"Find a way to make it clear that you are waiting for quiet, eg counting down. Give the pupils a bit of time out by sending them to wait outside. You can then have a quiet talk with them without an audience when they have calmed down."
"I am on my PGCE and I have been told that by the end of my placement they must have seen me shouting at a pupil. I believe that if you get angry they know they have cracked you - I had minimal respect for the teachers at school who were always bawling."
The expert view
A school full of shouting teachers will create a stressful environment for pupils where they feel the need to respond in angry, aggressive ways. When managing behaviour, develop a consistent, fair but firm style of your own and use strategies that will help you to avoid shouting.

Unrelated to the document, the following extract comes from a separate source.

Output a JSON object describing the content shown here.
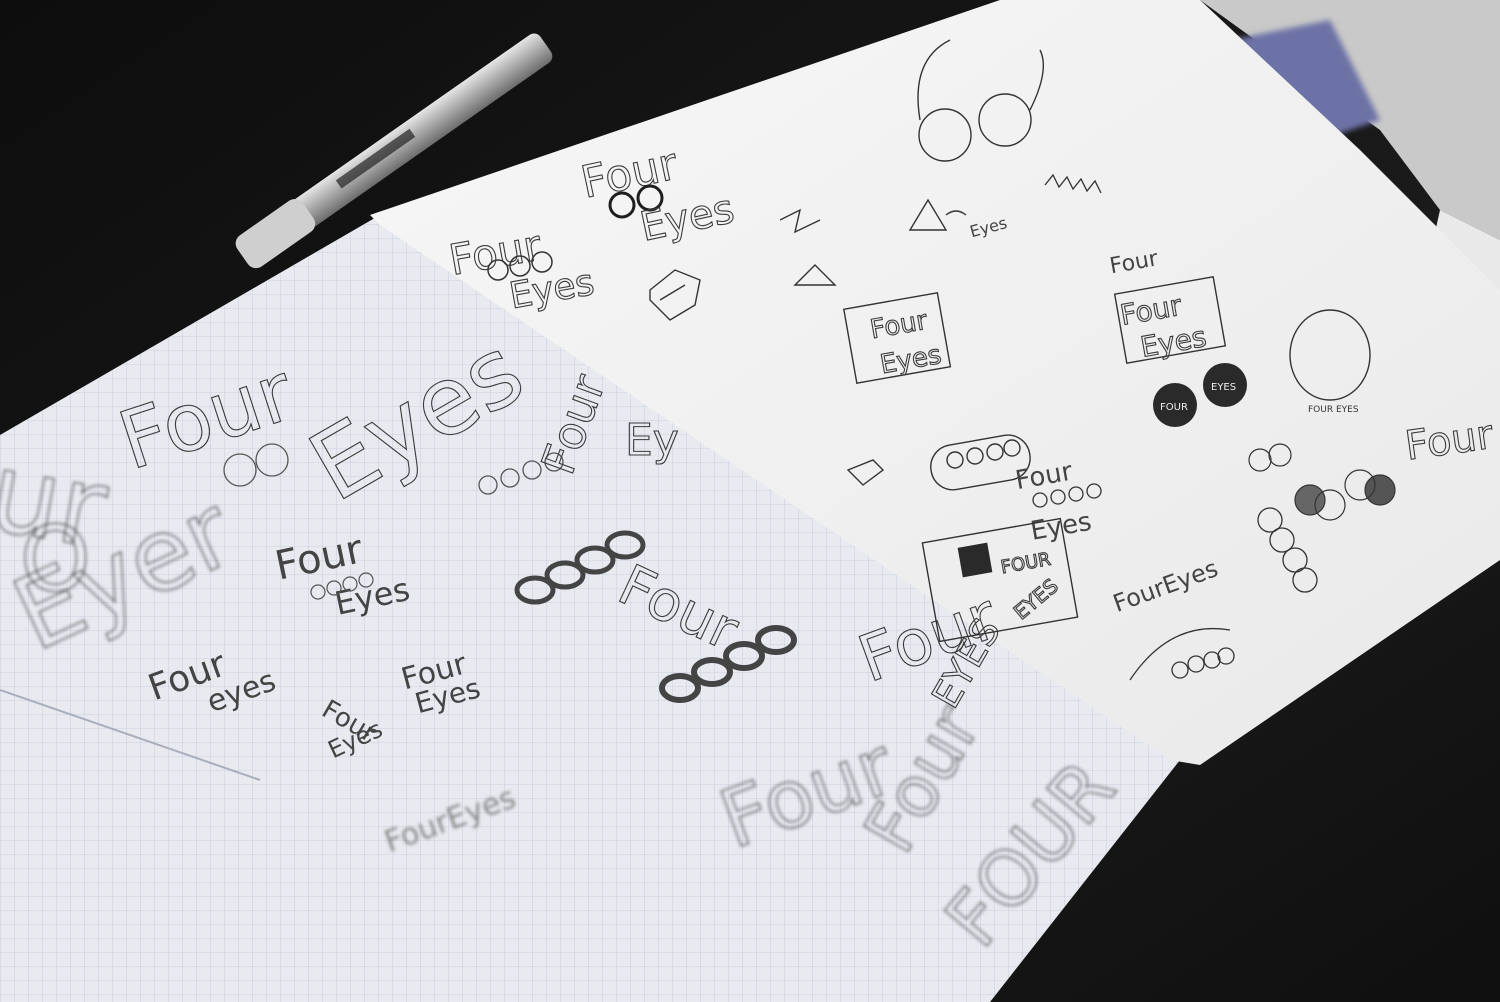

For example, when you want a class to be quiet, make sure you adopt the same routine each time. Stand in the same place, say the same phrases and give them time to take up your instructions. If students do not respond immediately, stand still and wait for them to be quiet. You could praise those who are following your instruction and wait for the others to respond. This may take some time at first, but once they see that you mean business they will respond much more quickly in future.
Never lose your temper with the class and never threaten the whole class with detention, but do use your school sanctions systems with the more persistent offenders. If a pupil is presenting disruptive behaviour and you need to challenge them, try to get them away from an audience and discuss it quietly. If they walk away from you, do not shout after them, but follow up the incident later. If you need to address the whole class assertively, try lowering the tone of your voice. Shouting makes the pitch rise and this sounds less assertive than a quieter, more authoritative tone.
The only time you might need to shout is if a pupil is endangering themselves or others through their actions and you need to get their attention quickly. If you do have to raise your voice, it is important that you lower it as soon as possible when you continue your instructions. This will send a clear message that you are in control of your actions. Apologise for raising your voice, but calmly explain why you felt it was necessary. This shows that you will always try to avoid shouting and makes it clear why you felt it necessary to do so in a particular situation.
- Mark Lewis is deputy headteacher at Marshland High School in Norfolk. For more behaviour advice, go to www.tes.co.ukbehaviourforum
- Adopt the same routine whenever you want to get the attention of the whole class.
- Try lowering the pitch of your voice to sound more assertive.
- Apologise for raising your voice if you feel you need to shout.
- Lose your temper with the class or threaten them with whole-class punishment.